somest Jacket of its kind ever offered at
the price. Looks and wears like sealskin;
22 and 24 inches long; elegantly lined
with rich, heavy satin and beautifully made.
The price for this week, only
New Fall Catalogue mailed free on ap
plication. Oregon Phone Main 24
Importer ot Cloalu and Salts.
283-285 MORRISON STREET, PORTRAITS, OREO OR.
i J f
Great Special on . . .
This week only
Fine quality Near-Seal Jackets, made In
the latest style (like Illustration), lined,
with best quality Satin. Style, fit, qual
ity and -workmanship guaranteed. Reg
ular $10.00, THUS WEEK,

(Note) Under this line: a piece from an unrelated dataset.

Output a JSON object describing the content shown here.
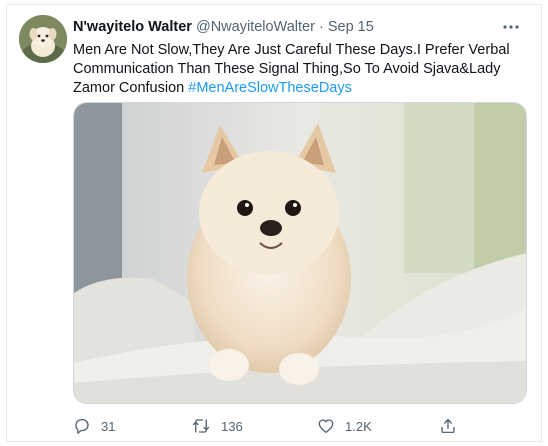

Illustrated catalogue mailed free on application.
MEN'S OVERCOATS MEN'S SUITS
THIS WEEK ONLY. Haadseme, well made-up garments, whlcfe
were formerly sold for $13.50 and $15.00.
SALEM WOOLEN MILLS STORE
C. T. ROBERTS, Mgr.
85 THIRD STREET
I ANTI-RUST UMBRELLA FRAME
We are the Inventor and only manufacturer of an antl - rust umbrella
frame, the only frame suitable for this wet climate. It pays to nave an
umbrella recovered. If you have a good frame it will pay you. We will
reduce all frames recovered on our anti-rust patent FREE OF CHARGE,
and your umbrella will last three times as Ions as any umbrella on the
market. We do all kinds of umbrella repairing and recovering; Ws
make all of our cover goods. We carry; toe largest assortment in um
brellas, parasols and bandies In the city.
Pboa. Grant zn. JQHN ALLESINA, gJSSSSSlS"
JAM JUL t.Mj.M .::. V-- -M .. . .M. M M M.O.M tj